An enthusiastic group of Greeters met at the New-York Historical Society to learn about the trade and immigration history between China and the United States.
Susan Meeker, our docent, took us back in time with her wealth of information. Pictures and displays brought her words to life.
We started in 1784, when the Empress of China ship left New York harbor for China to bring back much-loved treasures: tea, porcelain, wallpaper, silks and Shanghai roosters! America sent back furs, silver from Mexico and American ginseng, a plant widely used in Chinese medicine, as trade.

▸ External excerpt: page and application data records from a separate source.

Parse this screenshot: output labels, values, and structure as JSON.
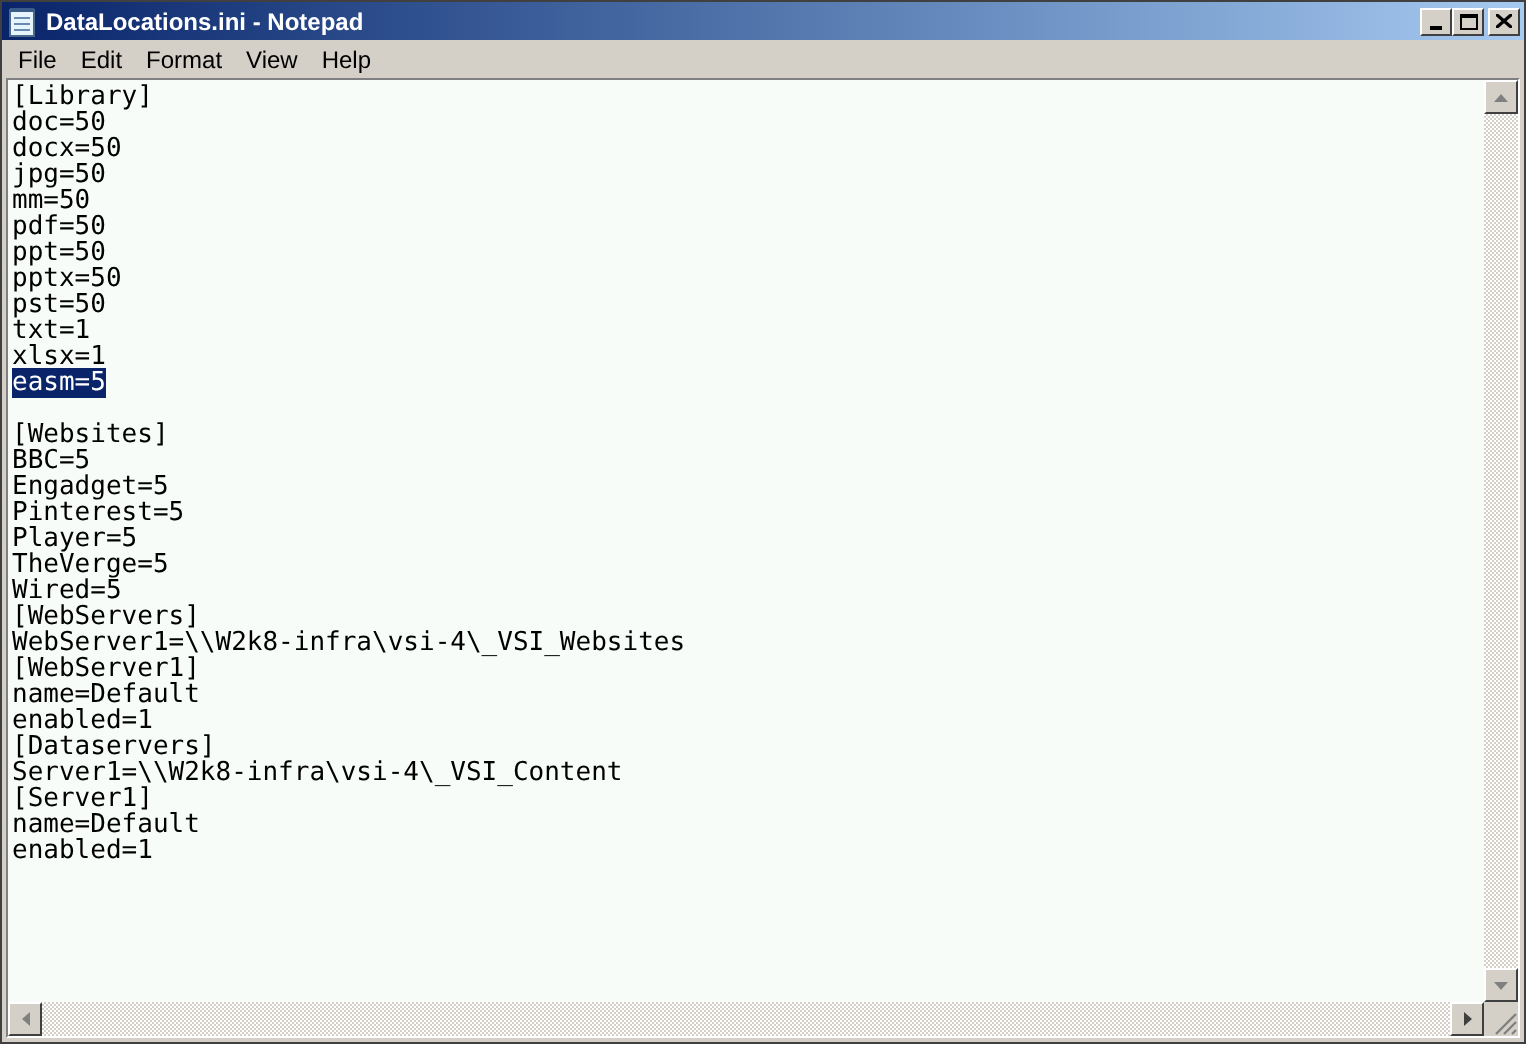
{
  "window": {
    "title": "DataLocations.ini - Notepad"
  },
  "menu": [
    "File",
    "Edit",
    "Format",
    "View",
    "Help"
  ],
  "lines": [
    {
      "kind": "text",
      "text": "[Library]",
      "selected": false
    },
    {
      "kind": "text",
      "text": "doc=50",
      "selected": false
    },
    {
      "kind": "text",
      "text": "docx=50",
      "selected": false
    },
    {
      "kind": "text",
      "text": "jpg=50",
      "selected": false
    },
    {
      "kind": "text",
      "text": "mm=50",
      "selected": false
    },
    {
      "kind": "text",
      "text": "pdf=50",
      "selected": false
    },
    {
      "kind": "text",
      "text": "ppt=50",
      "selected": false
    },
    {
      "kind": "text",
      "text": "pptx=50",
      "selected": false
    },
    {
      "kind": "text",
      "text": "pst=50",
      "selected": false
    },
    {
      "kind": "text",
      "text": "txt=1",
      "selected": false
    },
    {
      "kind": "text",
      "text": "xlsx=1",
      "selected": false
    },
    {
      "kind": "text",
      "text": "easm=5",
      "selected": true
    },
    {
      "kind": "blank"
    },
    {
      "kind": "text",
      "text": "[Websites]",
      "selected": false
    },
    {
      "kind": "text",
      "text": "BBC=5",
      "selected": false
    },
    {
      "kind": "text",
      "text": "Engadget=5",
      "selected": false
    },
    {
      "kind": "text",
      "text": "Pinterest=5",
      "selected": false
    },
    {
      "kind": "text",
      "text": "Player=5",
      "selected": false
    },
    {
      "kind": "text",
      "text": "TheVerge=5",
      "selected": false
    },
    {
      "kind": "text",
      "text": "Wired=5",
      "selected": false
    },
    {
      "kind": "text",
      "text": "[WebServers]",
      "selected": false
    },
    {
      "kind": "text",
      "text": "WebServer1=\\\\W2k8-infra\\vsi-4\\_VSI_Websites",
      "selected": false
    },
    {
      "kind": "text",
      "text": "[WebServer1]",
      "selected": false
    },
    {
      "kind": "text",
      "text": "name=Default",
      "selected": false
    },
    {
      "kind": "text",
      "text": "enabled=1",
      "selected": false
    },
    {
      "kind": "text",
      "text": "[Dataservers]",
      "selected": false
    },
    {
      "kind": "text",
      "text": "Server1=\\\\W2k8-infra\\vsi-4\\_VSI_Content",
      "selected": false
    },
    {
      "kind": "text",
      "text": "[Server1]",
      "selected": false
    },
    {
      "kind": "text",
      "text": "name=Default",
      "selected": false
    },
    {
      "kind": "text",
      "text": "enabled=1",
      "selected": false
    }
  ]
}
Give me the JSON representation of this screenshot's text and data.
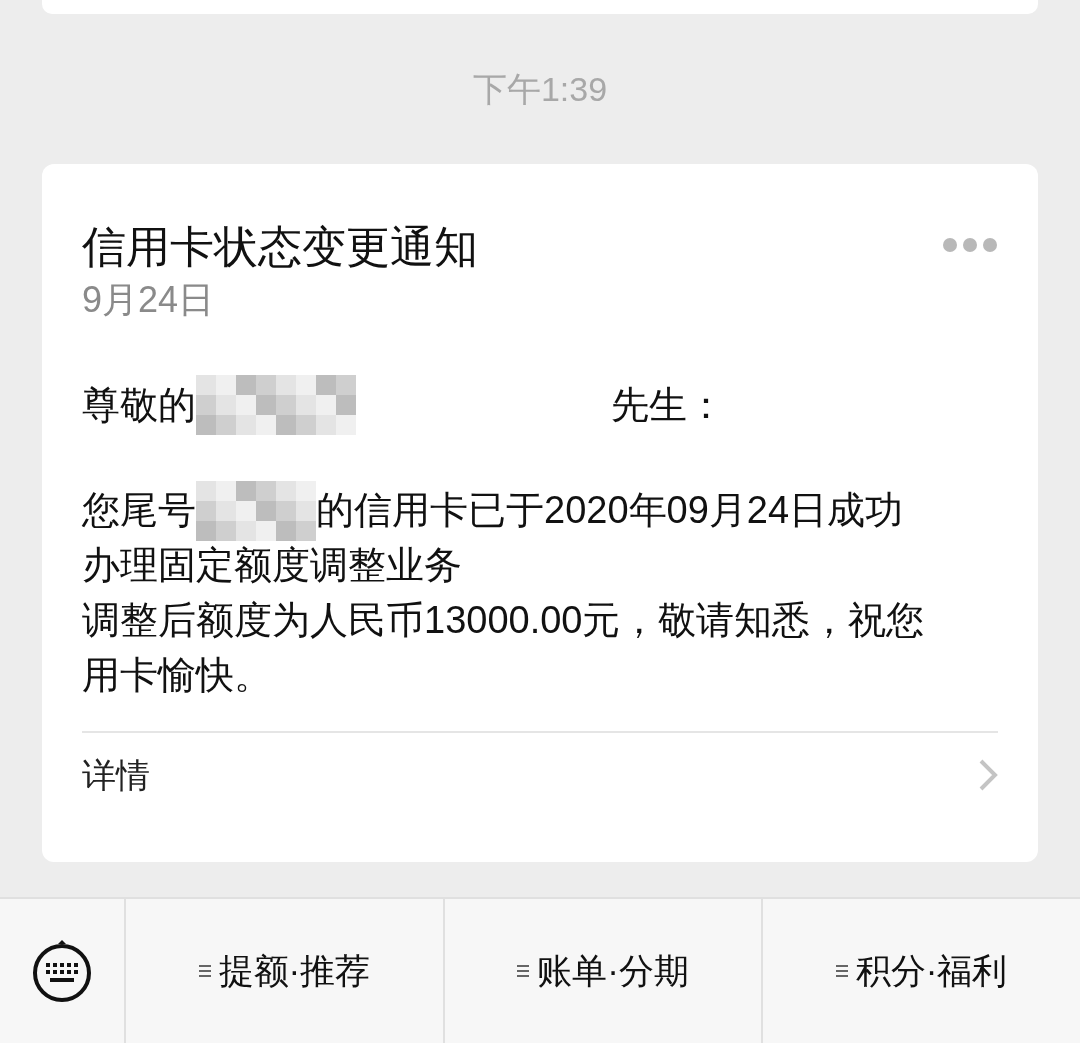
{
  "time": "下午1:39",
  "card": {
    "title": "信用卡状态变更通知",
    "date": "9月24日",
    "greeting_prefix": "尊敬的",
    "greeting_suffix": "先生：",
    "body_prefix": "您尾号",
    "body_rest": "的信用卡已于2020年09月24日成功",
    "body_lines": [
      "办理固定额度调整业务",
      "调整后额度为人民币13000.00元，敬请知悉，祝您用卡愉快。"
    ],
    "details_label": "详情"
  },
  "menu": [
    {
      "label": "提额·推荐"
    },
    {
      "label": "账单·分期"
    },
    {
      "label": "积分·福利"
    }
  ]
}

In the early 19th century, Chinese immigrants weren’t allowed U.S. citizenship, yet we were happy to use them as a cheap source of labor for projects including our transcontinental railroad. Pictures showed massive cliffs where many Chinese laborers died working with explosives. When the railroad was finished, we asked those who had survived to leave!
By 1882, the Chinese Exclusion Act was passed – the first time race and class were written into law. The Exclusion Act was replaced by a series of severely restrictive immigration laws for many countries. The final law was the 1924 Immigration Act which allowed just 105 Chinese immigrants each year.
Angel Island opened in 1910. It was a bleak, intimidating “Immigration Station” in San Francisco Bay, where Chinese men and women were separated from each other and detained for up to two years. Life-sized pictures of the detainees were poignant and unnerving.
When communists took over mainland China in 1949, the United States suspended diplomatic ties for decades. In 1972, the exchange of ping pong players (known as Ping Pong Diplomacy) marked a thaw in U.S. – China relations. This paved the way for a visit to Beijing by President Richard Nixon.
The last part of the exhibit was a relief compared to much of the shameful memorabilia we’d seen. Enclosed in a glass case was a majestic, bejeweled Chinese dragon from an 1888 parade in California. This powerful dragon seemed to be sending a message to the United States: We shall persevere – just you wait!